The Real Russia. Today. Meduza's long read about a man in St. Petersburg with autism, Russian pilots fight for their careers, 30 injured at a rap festival in Moscow
Friday, May 3, 2019
This day in history: 54 years ago, on May 3, 1965, Mikhail Prokhorov was born in Moscow. Now a billionaire who owns the Brooklyn Nets, Prokhorov got 5.7 million votes in Russia's 2012 presidential race, finishing in third place. He was that election's token “liberal.”
- The life of the autistic man at the center of the documentary film Anton's Right Here
- How pilots whose licenses were cancelled by the Russian government are fighting to pursue their passion
- 30 injured in clashes between police and concertgoers at Moscow rap festival
- Nizhny Novgorod officials see no ill intent in Victory Day buttons with Soviet symbols and swastika
- Long line for Russian passport applications forms in Donetsk on first day of expedited citizenship process

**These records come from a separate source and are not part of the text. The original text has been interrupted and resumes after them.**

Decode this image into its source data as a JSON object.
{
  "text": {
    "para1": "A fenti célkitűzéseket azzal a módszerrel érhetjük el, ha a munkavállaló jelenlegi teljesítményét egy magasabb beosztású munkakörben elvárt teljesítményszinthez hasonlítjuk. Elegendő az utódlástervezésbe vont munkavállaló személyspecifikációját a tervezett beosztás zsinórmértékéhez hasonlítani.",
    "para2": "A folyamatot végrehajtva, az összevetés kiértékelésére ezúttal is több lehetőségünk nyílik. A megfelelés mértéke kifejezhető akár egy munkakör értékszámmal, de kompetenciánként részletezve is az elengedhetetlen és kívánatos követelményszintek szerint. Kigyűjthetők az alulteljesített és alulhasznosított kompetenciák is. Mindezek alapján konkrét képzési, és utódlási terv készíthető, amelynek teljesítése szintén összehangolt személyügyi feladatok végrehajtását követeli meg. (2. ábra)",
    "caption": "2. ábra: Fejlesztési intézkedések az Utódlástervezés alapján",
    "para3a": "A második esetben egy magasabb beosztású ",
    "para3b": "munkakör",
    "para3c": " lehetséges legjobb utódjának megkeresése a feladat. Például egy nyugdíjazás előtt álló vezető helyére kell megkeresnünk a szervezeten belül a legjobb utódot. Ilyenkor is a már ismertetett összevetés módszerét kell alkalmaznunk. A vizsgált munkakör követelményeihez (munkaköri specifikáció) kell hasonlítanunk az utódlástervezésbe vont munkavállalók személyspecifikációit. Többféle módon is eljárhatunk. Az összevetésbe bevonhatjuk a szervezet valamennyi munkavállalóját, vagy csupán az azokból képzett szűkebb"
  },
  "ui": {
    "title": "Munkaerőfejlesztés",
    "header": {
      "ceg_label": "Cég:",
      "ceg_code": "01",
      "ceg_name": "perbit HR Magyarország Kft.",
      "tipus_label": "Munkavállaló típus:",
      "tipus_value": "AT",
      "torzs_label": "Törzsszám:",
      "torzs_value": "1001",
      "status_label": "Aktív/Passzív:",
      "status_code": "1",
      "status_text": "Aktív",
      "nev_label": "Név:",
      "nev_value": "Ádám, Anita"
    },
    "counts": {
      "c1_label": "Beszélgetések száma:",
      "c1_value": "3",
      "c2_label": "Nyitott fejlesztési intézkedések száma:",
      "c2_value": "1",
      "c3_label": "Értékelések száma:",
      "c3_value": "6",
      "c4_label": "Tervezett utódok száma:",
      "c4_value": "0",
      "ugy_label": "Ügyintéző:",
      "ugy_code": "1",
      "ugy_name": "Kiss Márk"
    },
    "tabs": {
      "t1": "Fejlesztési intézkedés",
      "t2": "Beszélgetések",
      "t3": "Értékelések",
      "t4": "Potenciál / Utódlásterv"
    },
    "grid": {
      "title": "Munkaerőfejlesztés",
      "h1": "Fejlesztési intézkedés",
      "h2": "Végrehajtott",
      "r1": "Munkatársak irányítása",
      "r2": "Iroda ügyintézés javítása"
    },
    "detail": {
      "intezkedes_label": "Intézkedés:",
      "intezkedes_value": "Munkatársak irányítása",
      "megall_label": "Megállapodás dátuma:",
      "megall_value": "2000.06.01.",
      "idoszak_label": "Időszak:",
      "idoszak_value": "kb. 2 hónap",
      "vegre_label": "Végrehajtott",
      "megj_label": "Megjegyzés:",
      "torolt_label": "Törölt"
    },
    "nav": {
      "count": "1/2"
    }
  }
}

The documentary film “Anton's Right Here,” about a young man with autism, premiered in a special screening at the Venice International Film Festival in 2012. A year later, the motion picture’s director, Seance magazine editor-in-chief Lyubov Arkus, founded a center in St. Petersburg, also called “Anton's Right Here,” to provide assistance to people with autism. Arkus says she created the organization “because of Anton and for Anton.” In the four years she spent filming the movie, Arkus became very close to both Anton and his mother. To find out about Anton’s life today, Meduza special correspondent Sasha Sulim visited St. Petersburg and spent several days with him.
Read Meduza's special report: “The life of the autistic man at the center of the documentary film ‘Anton's Right Here’”
In 2017, hundreds of Russian civilian pilots lost their licenses. That year, Russia’s Federal Air Transport Agency, better known as Rosaviatsiya, closed down the country’s private aviation schools and annulled their graduates’ certificates, leaving them unable to pursue employment in their field. Many of the pilots affected had spent months of their lives and millions of rubles to get their licenses. In 2018, the pilots challenged Rosaviatsiya’s decision in court, but they lost their case. Meduza spoke with pilots who found themselves grounded two years ago about how they get by now. Some found jobs as taxi drivers or construction workers, and others found a way to return to their chosen profession.
Police have opened an investigation after clashes broke out between law enforcement officers and attendees of the Hip-Hop Mayday festival in Moscow, REN-TV reported. The festival took place on May 1 in the Russian capital’s Luzhniki stadium. Because entry to the event was free, the crowd attending was much larger than organizers anticipated. Eyewitnesses told the independent television channel Dozhd that Russian National Guard members began blocking parts of the path to the stage during the concert, and by the end of the event, they were using clubs and electric batons to move audience members away from barricades in the stadium.
Read Meduza's report: “30 injured in clashes between police and concertgoers at Moscow rap festival”
- 👮 After a local resident noticed a souvenir shop in Nizhny Novgorod selling buttons that appeared to feature a red star and the ribbon of St. George crushing a swastika, regional officials have stepped in. Read the story here.
- 🛂 The first office in Ukraine’s breakaway Donetsk region to offer expedited Russian citizenship applications opened for business on May 3. RIA Novosti published photographs of a crowd lined up outside the building. Beginning on May 7, 32 more immigration offices offering Russian passport applications in the self-styled Donetsk People’s Republic will also begin accepting applicants. Read the story here.